Has Greater Stock Market Participation Increased Wealth Inequality in the US?

Household investments in risky assets, especially direct and indirect stock holdings, grew substantially between the late 1980s and 2001 in the US. A sizeable expansion of the stockholder base is often thought of as facilitating wealth enhancement and reducing wealth inequality by widening access to the equity premium. However, some commentators also point to a conflict between this inequality-reducing factor and a stock market boom that tends to widen the wealth gap between stockholders and non-stockholders. In addition, stocks are complicated and management-intensive financial instruments that create challenges for stock market entrants with limited financial sophistication and jeopardize their position in the wealth distribution. The combination of these factors makes the link between stock market participation and wealth inequality quite ambiguous.

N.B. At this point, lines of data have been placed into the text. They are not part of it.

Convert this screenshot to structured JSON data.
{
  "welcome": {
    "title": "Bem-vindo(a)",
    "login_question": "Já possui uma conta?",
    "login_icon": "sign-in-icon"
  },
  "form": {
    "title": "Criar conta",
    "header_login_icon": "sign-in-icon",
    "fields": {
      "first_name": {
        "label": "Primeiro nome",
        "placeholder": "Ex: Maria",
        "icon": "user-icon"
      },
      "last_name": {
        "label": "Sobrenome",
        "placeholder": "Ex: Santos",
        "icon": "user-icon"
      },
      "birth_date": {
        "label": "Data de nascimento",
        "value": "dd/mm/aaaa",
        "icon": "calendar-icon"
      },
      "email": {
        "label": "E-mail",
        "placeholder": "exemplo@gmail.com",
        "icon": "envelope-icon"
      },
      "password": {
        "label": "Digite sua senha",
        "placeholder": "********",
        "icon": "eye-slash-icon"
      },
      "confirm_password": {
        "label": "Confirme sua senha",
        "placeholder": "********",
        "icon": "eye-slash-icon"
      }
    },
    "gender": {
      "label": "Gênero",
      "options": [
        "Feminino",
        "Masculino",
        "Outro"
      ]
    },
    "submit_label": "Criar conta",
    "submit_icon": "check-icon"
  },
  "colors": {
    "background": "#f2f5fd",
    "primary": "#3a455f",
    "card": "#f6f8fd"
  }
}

In a recent publication*, Michael Haliassos, Professor of Macroeconomics and Finance at Goethe University, and his co-authors Yannis Bilias (Athens University of Economics and Business, AUEB) and Dimitris Georgarakos (Deutsche Bundesbank) have used three waves of the U.S. Survey of Consumer Finances to examine the period 1989-2001, characterized by large changes both in participation of US households in the stock market and in stock returns. The authors find that the movement in stock returns dominated the expansion of the stockholder base in determining the overall evolution of wealth inequality. Specifically, they do not find evidence that widening access to the stock market during this period was associated with a progressively less unequal distribution of either stock wealth or net wealth among US households. Also, they were able to show that especially smaller investors were drawn into the pool during the stock market boom in the late 1990s, but bigger investors stayed in following the internet bubble burst.

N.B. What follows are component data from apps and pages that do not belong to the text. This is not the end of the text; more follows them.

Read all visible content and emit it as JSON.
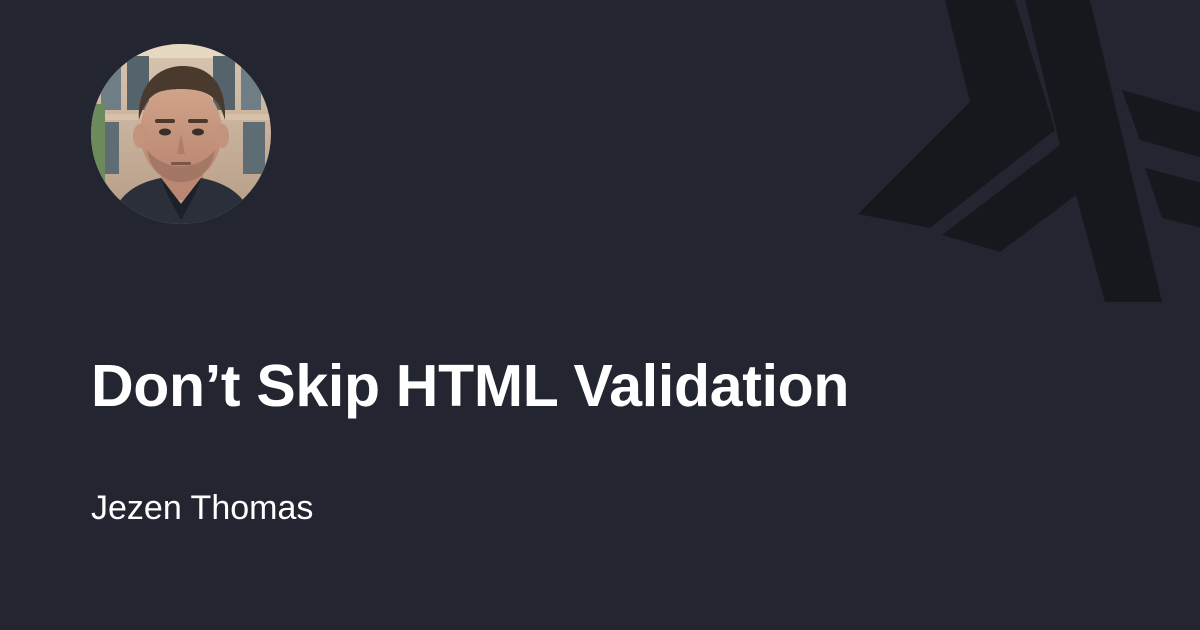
{
  "post": {
    "title": "Don’t Skip HTML Validation",
    "author": "Jezen Thomas"
  },
  "avatar": {
    "icon": "author-portrait"
  },
  "logo": {
    "icon": "haskell-logo-icon"
  },
  "colors": {
    "background": "#232530",
    "logo": "#17181e",
    "text": "#ffffff"
  }
}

The results show that a significant part of the relevant changes in the composition of the stockholder pool refers to changes in investors’ financial attitudes and practices likely to be linked to financial literacy and sophistication. Consistent with this finding, there is accumulating evidence of differential financial sophistication and tendency of certain demographic groups to mishandle stock investments. By highlighting the importance of household characteristics, their financial attitudes and practices for net wealth inequality, this publication contributes to the debate on the importance of financial education, advice, and well-designed default options

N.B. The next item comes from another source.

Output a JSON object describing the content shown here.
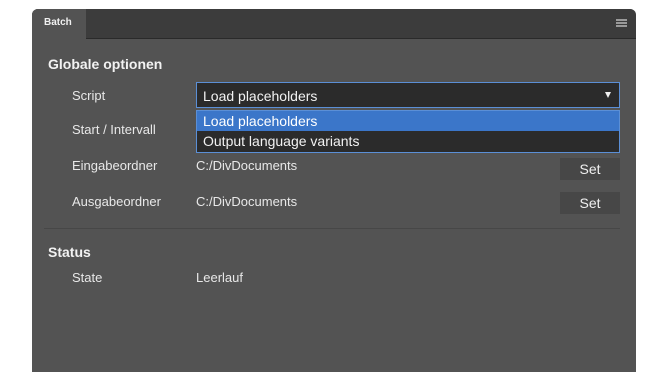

* Bilias, Y., Georgarakos, D., Haliassos, M. (2015): “Has Greater Stock Market Participation Increased Wealth Inequality in the US?”, forthcoming in the Review of Income and Wealth.